If courts are required to credit any evidence that suggests the ban may be legitimate, while casting a jaundiced eye on evidence of Trump’s real motives, then it is easy to construct a narrative that makes the ban look legitimate.

In fairness to Roberts, the Chief does cite some evidence suggesting that Trump’s Muslim Ban is not very effective at banning Muslims. Among other things, he notes that “three Muslim-majority countries—Iraq, Sudan, and Chad—have been removed from the list of covered countries.”

The current version of the ban is also the third iteration of the policy; the first two were scrapped after they fared very poorly in lower federal courts. That signals the ban is not so much as an effective measure to ban all Muslims than Trump’s attempt to weasel out of a political trap he placed himself in. Trump promised a “total and complete shutdown of Muslims entering the United States,” but soon discovered that he needed to come up with a way to disguise his plans if he wanted them to survive judicial review. Since other courts were nowhere near as credulous as the Supreme Court of the United States, Trump kept shifting his policy in a desperate effort to stay one step ahead of the courts.

The current policy, in other words, can probably best be explained neither as an effort to protect America’s national security nor as a ban on all Muslims, but rather as an effort to impose some symbolic harm on Muslims so that Trump can deliver on a campaign promise.
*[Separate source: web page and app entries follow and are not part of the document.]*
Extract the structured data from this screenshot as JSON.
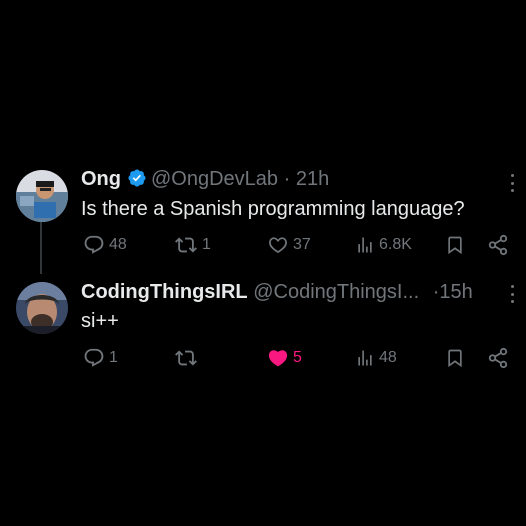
{
  "tweets": [
    {
      "name": "Ong",
      "handle": "@OngDevLab",
      "separator": "·",
      "time": "21h",
      "text": "Is there a Spanish programming language?",
      "replies": "48",
      "retweets": "1",
      "likes": "37",
      "views": "6.8K",
      "verified": true,
      "liked": false
    },
    {
      "name": "CodingThingsIRL",
      "handle": "@CodingThingsI...",
      "separator": "·",
      "time": "15h",
      "text": "si++",
      "replies": "1",
      "retweets": "",
      "likes": "5",
      "views": "48",
      "verified": false,
      "liked": true
    }
  ],
  "colors": {
    "background": "#000000",
    "primary_text": "#e7e9ea",
    "secondary_text": "#71767b",
    "verified": "#1d9bf0",
    "like_active": "#f91880"
  },
  "icons": [
    "reply-icon",
    "retweet-icon",
    "like-icon",
    "views-icon",
    "bookmark-icon",
    "share-icon",
    "more-icon",
    "verified-badge-icon"
  ]
}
That doesn’t make the ban constitutional — as Roberts acknowledges, “our cases recognize that ‘[t]he clearest command of the Establishment Clause is that one religious denomination cannot be officially preferred over another.’” — but it does mitigate, somewhat, the impact of the ban.

Nevertheless, this case has profound implications for Trump’s opponents, and for anyone hoping to protect liberal democracy from an authoritarian president.

In progressive legal circles, it’s very common to hear lawyers saying thankful prayers that the courts are still there to protect our civil liberties from Trump. The head of one leading liberal lawyers’ group even published an essay labeling the judiciary “the Last Hope of the Left.”

If that’s true, then “the Left” better find another source of hope fast. The upshot of Trump v. Hawaii is that the Supreme Court of the United States will turn a blind eye even to Trump’s most obvious abuses. And the Supreme Court sits at the apex of the judiciary, with the power to reverse all other federal courts.

Tuesday’s decision is likely to embolden Trump even further. On several occasions in the Supreme Court’s history, the justices handed down a decision suggesting they would not protect a disfavored minority group — and authoritarian elements within American society followed up that decision with a campaign of terror.

Today, those authoritarian elements control the presidency itself. They’ve been separating immigrant children from their parents. They brag openly of their plans to violate the Constitution. And the Supreme Court doesn’t care.